The initial "prime" ( i.e., if one pauses at On) is more than sufficient to establish readiness to supply the injectors. When the ignition is turned to Start, the ECM receives battery voltage at a starter switch sense terminal (this is the same voltage that is going to the starter solenoid). This signals the ECM that "engine start" is being initiated. At this point, I believe the ECM looks for a signal from either the camshaft or crankshaft sensor to confirm that the engine is actually being turned, at which point the fuel pump motor is started again and the injectors and spark plug firing begins. (Some time ago I was doing some tests on my 07 that involved disconnecting the single wire to the starter solenoid to prevent the starter from running when the switch is turned to Start. I recall that when the switch was turned to On the pump prime could be heard, and although I wasn't focussing on this, I don't think I heard the pump running when the switch was subsequently held at "Start", because the engine wasn't turning.)
 

·
Registered
Joined
·
48 Posts
Discussion Starter #17
On most days, my 05’s fuel pump doesn’t make much noise at all when the key goes to on. Daily use seems to keep adequate residual pressure in the fuel rail. After a week long business trip, that pressure is gone, and you hear the pump whirring away for a second or two before shutting off.

It’s quite natural to assume there is a pressure signal latch on the fuel pump on initial startup. But on a fuel system that is just a pump and regulators (no check valves or pressure switches), I scratch my head a bit.

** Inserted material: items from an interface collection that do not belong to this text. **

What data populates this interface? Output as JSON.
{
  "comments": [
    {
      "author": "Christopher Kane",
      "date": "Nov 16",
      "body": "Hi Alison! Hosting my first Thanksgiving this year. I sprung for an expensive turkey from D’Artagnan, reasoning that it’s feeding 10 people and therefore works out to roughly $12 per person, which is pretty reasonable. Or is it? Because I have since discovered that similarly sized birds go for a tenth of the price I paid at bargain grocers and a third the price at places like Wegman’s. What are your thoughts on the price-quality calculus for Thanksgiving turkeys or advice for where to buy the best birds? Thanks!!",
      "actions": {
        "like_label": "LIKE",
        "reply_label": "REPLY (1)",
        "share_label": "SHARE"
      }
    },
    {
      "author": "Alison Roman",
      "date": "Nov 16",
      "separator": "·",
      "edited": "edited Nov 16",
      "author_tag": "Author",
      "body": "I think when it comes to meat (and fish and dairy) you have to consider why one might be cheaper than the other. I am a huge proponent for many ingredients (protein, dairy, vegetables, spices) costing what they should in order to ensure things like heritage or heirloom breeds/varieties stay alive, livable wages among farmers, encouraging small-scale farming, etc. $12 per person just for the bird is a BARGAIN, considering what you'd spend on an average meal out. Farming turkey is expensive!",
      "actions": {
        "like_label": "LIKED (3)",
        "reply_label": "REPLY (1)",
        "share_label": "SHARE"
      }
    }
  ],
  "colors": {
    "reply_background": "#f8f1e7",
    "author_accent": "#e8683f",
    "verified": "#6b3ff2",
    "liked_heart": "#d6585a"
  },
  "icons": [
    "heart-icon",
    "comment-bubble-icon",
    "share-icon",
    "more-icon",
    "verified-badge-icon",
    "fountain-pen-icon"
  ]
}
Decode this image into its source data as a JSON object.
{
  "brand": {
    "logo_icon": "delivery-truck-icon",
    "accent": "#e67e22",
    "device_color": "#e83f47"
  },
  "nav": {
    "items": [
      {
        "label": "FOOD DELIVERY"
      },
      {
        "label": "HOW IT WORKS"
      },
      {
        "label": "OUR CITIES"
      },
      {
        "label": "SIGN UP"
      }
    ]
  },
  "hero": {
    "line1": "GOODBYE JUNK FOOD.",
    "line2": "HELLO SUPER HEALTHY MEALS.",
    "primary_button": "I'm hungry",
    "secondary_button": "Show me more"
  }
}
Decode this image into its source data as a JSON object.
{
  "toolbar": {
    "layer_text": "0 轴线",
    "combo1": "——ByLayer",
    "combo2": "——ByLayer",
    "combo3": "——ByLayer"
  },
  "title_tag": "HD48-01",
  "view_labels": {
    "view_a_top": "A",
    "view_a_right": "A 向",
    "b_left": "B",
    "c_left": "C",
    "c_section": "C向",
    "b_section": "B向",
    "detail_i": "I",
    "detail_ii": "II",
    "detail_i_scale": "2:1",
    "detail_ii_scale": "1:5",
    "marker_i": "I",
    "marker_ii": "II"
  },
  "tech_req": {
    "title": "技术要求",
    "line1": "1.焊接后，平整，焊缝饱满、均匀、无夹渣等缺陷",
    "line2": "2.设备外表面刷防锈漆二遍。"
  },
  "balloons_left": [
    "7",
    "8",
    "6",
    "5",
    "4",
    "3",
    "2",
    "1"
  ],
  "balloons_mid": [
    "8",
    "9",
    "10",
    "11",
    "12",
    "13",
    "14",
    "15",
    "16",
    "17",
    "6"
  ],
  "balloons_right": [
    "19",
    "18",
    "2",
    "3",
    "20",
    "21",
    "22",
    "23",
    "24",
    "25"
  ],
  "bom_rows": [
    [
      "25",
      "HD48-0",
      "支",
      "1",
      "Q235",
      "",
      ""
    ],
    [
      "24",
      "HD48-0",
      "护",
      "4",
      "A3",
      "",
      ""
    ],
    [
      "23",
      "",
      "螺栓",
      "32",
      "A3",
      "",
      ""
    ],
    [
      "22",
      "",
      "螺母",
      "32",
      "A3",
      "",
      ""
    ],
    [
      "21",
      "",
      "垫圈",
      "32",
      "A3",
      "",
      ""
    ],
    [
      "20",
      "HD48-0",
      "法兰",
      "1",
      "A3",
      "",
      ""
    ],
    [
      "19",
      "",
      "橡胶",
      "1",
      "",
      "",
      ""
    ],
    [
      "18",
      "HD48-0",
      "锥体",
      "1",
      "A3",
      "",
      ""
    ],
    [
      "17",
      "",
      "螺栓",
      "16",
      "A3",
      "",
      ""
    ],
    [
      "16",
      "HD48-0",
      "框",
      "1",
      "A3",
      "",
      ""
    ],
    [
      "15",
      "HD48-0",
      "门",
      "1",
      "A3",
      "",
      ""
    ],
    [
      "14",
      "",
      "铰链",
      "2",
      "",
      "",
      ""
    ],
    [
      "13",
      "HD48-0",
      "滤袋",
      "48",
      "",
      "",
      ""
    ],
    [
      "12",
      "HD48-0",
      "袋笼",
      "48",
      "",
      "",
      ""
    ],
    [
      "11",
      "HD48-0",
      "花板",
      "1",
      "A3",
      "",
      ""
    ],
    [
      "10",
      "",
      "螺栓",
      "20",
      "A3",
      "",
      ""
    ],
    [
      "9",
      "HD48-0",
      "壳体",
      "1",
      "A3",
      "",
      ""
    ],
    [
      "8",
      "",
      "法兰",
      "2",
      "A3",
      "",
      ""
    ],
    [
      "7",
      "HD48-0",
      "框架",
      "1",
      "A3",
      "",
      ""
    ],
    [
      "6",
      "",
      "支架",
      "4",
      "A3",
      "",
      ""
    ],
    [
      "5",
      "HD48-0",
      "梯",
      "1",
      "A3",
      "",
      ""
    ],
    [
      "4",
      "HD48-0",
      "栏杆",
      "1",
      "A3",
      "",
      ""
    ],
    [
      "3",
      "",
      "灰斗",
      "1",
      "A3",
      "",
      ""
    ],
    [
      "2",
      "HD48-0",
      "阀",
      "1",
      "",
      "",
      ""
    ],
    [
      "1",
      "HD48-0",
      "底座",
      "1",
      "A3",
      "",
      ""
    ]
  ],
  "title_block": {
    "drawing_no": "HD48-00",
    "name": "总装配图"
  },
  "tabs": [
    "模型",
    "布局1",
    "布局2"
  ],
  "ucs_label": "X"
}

They don’t give you a fuel system P&ID in the manual to figure these things out.
 

·
Registered
Joined
·
48 Posts
Discussion Starter #18
Bad relay (iffy), bad o-ring. When I removed the return line I broke the line at the housing. One new fuel pump assembly later, good as new.

Time to walk the malamute. No snow days for me.
 

·
Registered
Joined
·
16,979 Posts
Bad relay (iffy), bad o-ring. When I removed the return line I broke the line at the housing. One new fuel pump assembly later, good as new.
Bad relay led to there not being power at the pump; classic bad o-ring on the cap meant low pressure when the pump did work. Unexpected combination.

In terms of identifying the problem(s), which was first? Did you find the bad o-ring, replace the pump assembly, then find the flakey relay, or the opposite?
 

·
Registered
Joined
·
48 Posts
Discussion Starter #20
Based on my experience troubleshooting pumping systems, I choose a top down approach. Start at the source of the pump signal and work your way down to the pump. So fuses, then relay, then pump. Fuses were good, but the pump didn't make any noise we going from off to acc. Checking the voltage on a start up situation, the voltage at the pump would only blip voltage momentarily then return to zero (when connected the fuel pump was silent). Relay switches get carbon buildup over the years and prevent the contacts from touching. So for 13 bucks a relay is a cheap first fix point. After the relay change, you would then hear the pump whirling, so on to the next point of failure. Felt like the pump was rotating but not making pressure (a feel thing). That's when I went in to pull the pump and see what was going on. That's when I snapped the return line of the pump housing. At that point a new pump housing assembly was ordered. I haven't done the full postmortem on the old assembly, but the o-ring was not looking good. But on the bright side the tank was completely full of gas, so no shorts from the sender to the cluster.

New pump, new filter, sound and pump fury, and it started right up. Now to get all the gas fumes out of the car and garage...
 
1 - 20 of 20 Posts
Top